▶ TASK OBJECTIVE: Your reply is to be the lines below, exactly as written, with images omitted.

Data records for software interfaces
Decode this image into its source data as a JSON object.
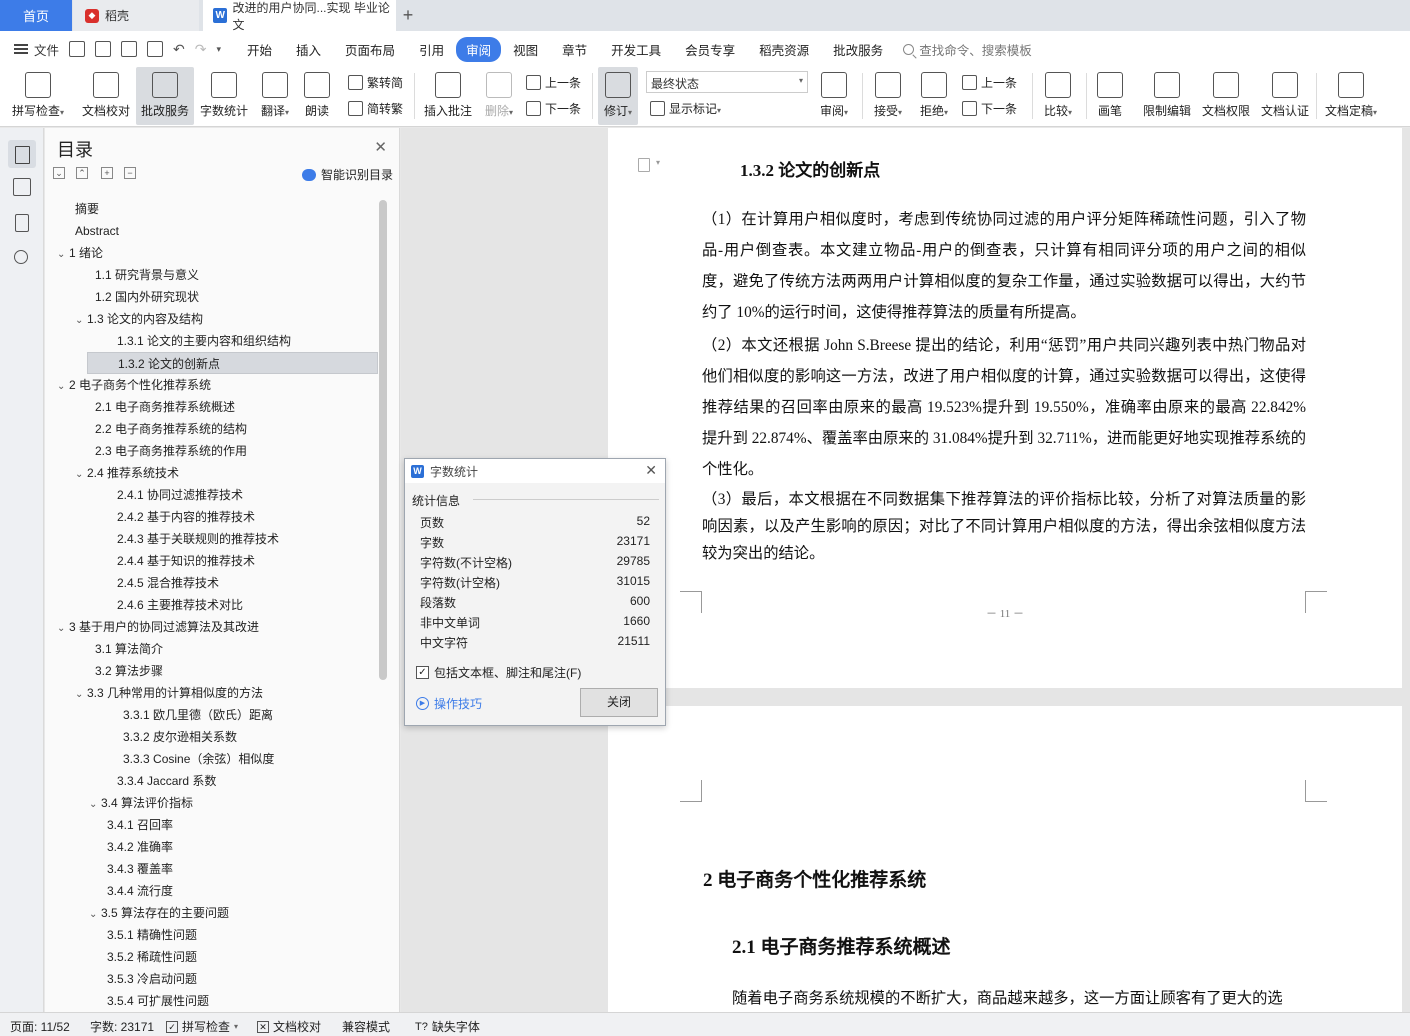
{
  "tabs": {
    "home": "首页",
    "daoke": "稻壳",
    "doc": "改进的用户协同...实现 毕业论文",
    "add": "+"
  },
  "menu": {
    "file": "文件",
    "items": [
      "开始",
      "插入",
      "页面布局",
      "引用",
      "审阅",
      "视图",
      "章节",
      "开发工具",
      "会员专享",
      "稻壳资源",
      "批改服务"
    ],
    "active": "审阅",
    "search": "查找命令、搜索模板"
  },
  "ribbon": {
    "spell": "拼写检查",
    "proof": "文档校对",
    "revise_service": "批改服务",
    "word_count": "字数统计",
    "translate": "翻译",
    "read": "朗读",
    "to_trad": "繁转简",
    "to_simp": "简转繁",
    "insert_comment": "插入批注",
    "delete": "删除",
    "prev": "上一条",
    "next": "下一条",
    "track": "修订",
    "status_value": "最终状态",
    "show_marks": "显示标记",
    "review": "审阅",
    "accept": "接受",
    "reject": "拒绝",
    "prev2": "上一条",
    "next2": "下一条",
    "compare": "比较",
    "pen": "画笔",
    "restrict": "限制编辑",
    "permission": "文档权限",
    "certify": "文档认证",
    "finalize": "文档定稿"
  },
  "nav": {
    "title": "目录",
    "smart": "智能识别目录",
    "items": [
      {
        "label": "摘要",
        "chev": ""
      },
      {
        "label": "Abstract",
        "chev": ""
      },
      {
        "label": "1  绪论",
        "chev": "⌄"
      },
      {
        "label": "1.1 研究背景与意义",
        "chev": ""
      },
      {
        "label": "1.2 国内外研究现状",
        "chev": ""
      },
      {
        "label": "1.3 论文的内容及结构",
        "chev": "⌄"
      },
      {
        "label": "1.3.1 论文的主要内容和组织结构",
        "chev": ""
      },
      {
        "label": "1.3.2 论文的创新点",
        "chev": ""
      },
      {
        "label": "2  电子商务个性化推荐系统",
        "chev": "⌄"
      },
      {
        "label": "2.1 电子商务推荐系统概述",
        "chev": ""
      },
      {
        "label": "2.2 电子商务推荐系统的结构",
        "chev": ""
      },
      {
        "label": "2.3 电子商务推荐系统的作用",
        "chev": ""
      },
      {
        "label": "2.4 推荐系统技术",
        "chev": "⌄"
      },
      {
        "label": "2.4.1 协同过滤推荐技术",
        "chev": ""
      },
      {
        "label": "2.4.2 基于内容的推荐技术",
        "chev": ""
      },
      {
        "label": "2.4.3 基于关联规则的推荐技术",
        "chev": ""
      },
      {
        "label": "2.4.4 基于知识的推荐技术",
        "chev": ""
      },
      {
        "label": "2.4.5 混合推荐技术",
        "chev": ""
      },
      {
        "label": "2.4.6 主要推荐技术对比",
        "chev": ""
      },
      {
        "label": "3  基于用户的协同过滤算法及其改进",
        "chev": "⌄"
      },
      {
        "label": "3.1 算法简介",
        "chev": ""
      },
      {
        "label": "3.2 算法步骤",
        "chev": ""
      },
      {
        "label": "3.3 几种常用的计算相似度的方法",
        "chev": "⌄"
      },
      {
        "label": "3.3.1 欧几里德（欧氏）距离",
        "chev": ""
      },
      {
        "label": "3.3.2 皮尔逊相关系数",
        "chev": ""
      },
      {
        "label": "3.3.3 Cosine（余弦）相似度",
        "chev": ""
      },
      {
        "label": "3.3.4 Jaccard  系数",
        "chev": ""
      },
      {
        "label": "3.4 算法评价指标",
        "chev": "⌄"
      },
      {
        "label": "3.4.1 召回率",
        "chev": ""
      },
      {
        "label": "3.4.2 准确率",
        "chev": ""
      },
      {
        "label": "3.4.3 覆盖率",
        "chev": ""
      },
      {
        "label": "3.4.4 流行度",
        "chev": ""
      },
      {
        "label": "3.5 算法存在的主要问题",
        "chev": "⌄"
      },
      {
        "label": "3.5.1 精确性问题",
        "chev": ""
      },
      {
        "label": "3.5.2 稀疏性问题",
        "chev": ""
      },
      {
        "label": "3.5.3 冷启动问题",
        "chev": ""
      },
      {
        "label": "3.5.4 可扩展性问题",
        "chev": ""
      }
    ]
  },
  "doc": {
    "h132": "1.3.2 论文的创新点",
    "p1": "（1）在计算用户相似度时，考虑到传统协同过滤的用户评分矩阵稀疏性问题，引入了物品-用户倒查表。本文建立物品-用户的倒查表，只计算有相同评分项的用户之间的相似度，避免了传统方法两两用户计算相似度的复杂工作量，通过实验数据可以得出，大约节约了 10%的运行时间，这使得推荐算法的质量有所提高。",
    "p2": "（2）本文还根据 John S.Breese 提出的结论，利用“惩罚”用户共同兴趣列表中热门物品对他们相似度的影响这一方法，改进了用户相似度的计算，通过实验数据可以得出，这使得推荐结果的召回率由原来的最高 19.523%提升到 19.550%，准确率由原来的最高 22.842%提升到 22.874%、覆盖率由原来的 31.084%提升到 32.711%，进而能更好地实现推荐系统的个性化。",
    "p3": "（3）最后，本文根据在不同数据集下推荐算法的评价指标比较，分析了对算法质量的影响因素，以及产生影响的原因；对比了不同计算用户相似度的方法，得出余弦相似度方法较为突出的结论。",
    "pagenum": "－ 11 －",
    "h2": "2  电子商务个性化推荐系统",
    "h21": "2.1 电子商务推荐系统概述",
    "p4": "随着电子商务系统规模的不断扩大，商品越来越多，这一方面让顾客有了更大的选"
  },
  "dialog": {
    "title": "字数统计",
    "section": "统计信息",
    "rows": [
      {
        "label": "页数",
        "value": "52"
      },
      {
        "label": "字数",
        "value": "23171"
      },
      {
        "label": "字符数(不计空格)",
        "value": "29785"
      },
      {
        "label": "字符数(计空格)",
        "value": "31015"
      },
      {
        "label": "段落数",
        "value": "600"
      },
      {
        "label": "非中文单词",
        "value": "1660"
      },
      {
        "label": "中文字符",
        "value": "21511"
      }
    ],
    "checkbox": "包括文本框、脚注和尾注(F)",
    "checked": true,
    "tips": "操作技巧",
    "close": "关闭"
  },
  "status": {
    "page": "页面: 11/52",
    "words": "字数: 23171",
    "spell": "拼写检查",
    "proof": "文档校对",
    "compat": "兼容模式",
    "missing_font": "缺失字体"
  },
  "colors": {
    "accent": "#3d7ce8"
  }
}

▶ EXPECTED ANSWER:
Decode this image into its source data as a JSON object.
{
  "tabs": {
    "home": "首页",
    "daoke": "稻壳",
    "doc": "改进的用户协同...实现 毕业论文",
    "add": "+"
  },
  "menu": {
    "file": "文件",
    "items": [
      "开始",
      "插入",
      "页面布局",
      "引用",
      "审阅",
      "视图",
      "章节",
      "开发工具",
      "会员专享",
      "稻壳资源",
      "批改服务"
    ],
    "active": "审阅",
    "search": "查找命令、搜索模板"
  },
  "ribbon": {
    "spell": "拼写检查",
    "proof": "文档校对",
    "revise_service": "批改服务",
    "word_count": "字数统计",
    "translate": "翻译",
    "read": "朗读",
    "to_trad": "繁转简",
    "to_simp": "简转繁",
    "insert_comment": "插入批注",
    "delete": "删除",
    "prev": "上一条",
    "next": "下一条",
    "track": "修订",
    "status_value": "最终状态",
    "show_marks": "显示标记",
    "review": "审阅",
    "accept": "接受",
    "reject": "拒绝",
    "prev2": "上一条",
    "next2": "下一条",
    "compare": "比较",
    "pen": "画笔",
    "restrict": "限制编辑",
    "permission": "文档权限",
    "certify": "文档认证",
    "finalize": "文档定稿"
  },
  "nav": {
    "title": "目录",
    "smart": "智能识别目录",
    "items": [
      {
        "label": "摘要",
        "chev": ""
      },
      {
        "label": "Abstract",
        "chev": ""
      },
      {
        "label": "1  绪论",
        "chev": "⌄"
      },
      {
        "label": "1.1 研究背景与意义",
        "chev": ""
      },
      {
        "label": "1.2 国内外研究现状",
        "chev": ""
      },
      {
        "label": "1.3 论文的内容及结构",
        "chev": "⌄"
      },
      {
        "label": "1.3.1 论文的主要内容和组织结构",
        "chev": ""
      },
      {
        "label": "1.3.2 论文的创新点",
        "chev": ""
      },
      {
        "label": "2  电子商务个性化推荐系统",
        "chev": "⌄"
      },
      {
        "label": "2.1 电子商务推荐系统概述",
        "chev": ""
      },
      {
        "label": "2.2 电子商务推荐系统的结构",
        "chev": ""
      },
      {
        "label": "2.3 电子商务推荐系统的作用",
        "chev": ""
      },
      {
        "label": "2.4 推荐系统技术",
        "chev": "⌄"
      },
      {
        "label": "2.4.1 协同过滤推荐技术",
        "chev": ""
      },
      {
        "label": "2.4.2 基于内容的推荐技术",
        "chev": ""
      },
      {
        "label": "2.4.3 基于关联规则的推荐技术",
        "chev": ""
      },
      {
        "label": "2.4.4 基于知识的推荐技术",
        "chev": ""
      },
      {
        "label": "2.4.5 混合推荐技术",
        "chev": ""
      },
      {
        "label": "2.4.6 主要推荐技术对比",
        "chev": ""
      },
      {
        "label": "3  基于用户的协同过滤算法及其改进",
        "chev": "⌄"
      },
      {
        "label": "3.1 算法简介",
        "chev": ""
      },
      {
        "label": "3.2 算法步骤",
        "chev": ""
      },
      {
        "label": "3.3 几种常用的计算相似度的方法",
        "chev": "⌄"
      },
      {
        "label": "3.3.1 欧几里德（欧氏）距离",
        "chev": ""
      },
      {
        "label": "3.3.2 皮尔逊相关系数",
        "chev": ""
      },
      {
        "label": "3.3.3 Cosine（余弦）相似度",
        "chev": ""
      },
      {
        "label": "3.3.4 Jaccard  系数",
        "chev": ""
      },
      {
        "label": "3.4 算法评价指标",
        "chev": "⌄"
      },
      {
        "label": "3.4.1 召回率",
        "chev": ""
      },
      {
        "label": "3.4.2 准确率",
        "chev": ""
      },
      {
        "label": "3.4.3 覆盖率",
        "chev": ""
      },
      {
        "label": "3.4.4 流行度",
        "chev": ""
      },
      {
        "label": "3.5 算法存在的主要问题",
        "chev": "⌄"
      },
      {
        "label": "3.5.1 精确性问题",
        "chev": ""
      },
      {
        "label": "3.5.2 稀疏性问题",
        "chev": ""
      },
      {
        "label": "3.5.3 冷启动问题",
        "chev": ""
      },
      {
        "label": "3.5.4 可扩展性问题",
        "chev": ""
      }
    ]
  },
  "doc": {
    "h132": "1.3.2 论文的创新点",
    "p1": "（1）在计算用户相似度时，考虑到传统协同过滤的用户评分矩阵稀疏性问题，引入了物品-用户倒查表。本文建立物品-用户的倒查表，只计算有相同评分项的用户之间的相似度，避免了传统方法两两用户计算相似度的复杂工作量，通过实验数据可以得出，大约节约了 10%的运行时间，这使得推荐算法的质量有所提高。",
    "p2": "（2）本文还根据 John S.Breese 提出的结论，利用“惩罚”用户共同兴趣列表中热门物品对他们相似度的影响这一方法，改进了用户相似度的计算，通过实验数据可以得出，这使得推荐结果的召回率由原来的最高 19.523%提升到 19.550%，准确率由原来的最高 22.842%提升到 22.874%、覆盖率由原来的 31.084%提升到 32.711%，进而能更好地实现推荐系统的个性化。",
    "p3": "（3）最后，本文根据在不同数据集下推荐算法的评价指标比较，分析了对算法质量的影响因素，以及产生影响的原因；对比了不同计算用户相似度的方法，得出余弦相似度方法较为突出的结论。",
    "pagenum": "－ 11 －",
    "h2": "2  电子商务个性化推荐系统",
    "h21": "2.1 电子商务推荐系统概述",
    "p4": "随着电子商务系统规模的不断扩大，商品越来越多，这一方面让顾客有了更大的选"
  },
  "dialog": {
    "title": "字数统计",
    "section": "统计信息",
    "rows": [
      {
        "label": "页数",
        "value": "52"
      },
      {
        "label": "字数",
        "value": "23171"
      },
      {
        "label": "字符数(不计空格)",
        "value": "29785"
      },
      {
        "label": "字符数(计空格)",
        "value": "31015"
      },
      {
        "label": "段落数",
        "value": "600"
      },
      {
        "label": "非中文单词",
        "value": "1660"
      },
      {
        "label": "中文字符",
        "value": "21511"
      }
    ],
    "checkbox": "包括文本框、脚注和尾注(F)",
    "checked": true,
    "tips": "操作技巧",
    "close": "关闭"
  },
  "status": {
    "page": "页面: 11/52",
    "words": "字数: 23171",
    "spell": "拼写检查",
    "proof": "文档校对",
    "compat": "兼容模式",
    "missing_font": "缺失字体"
  },
  "colors": {
    "accent": "#3d7ce8"
  }
}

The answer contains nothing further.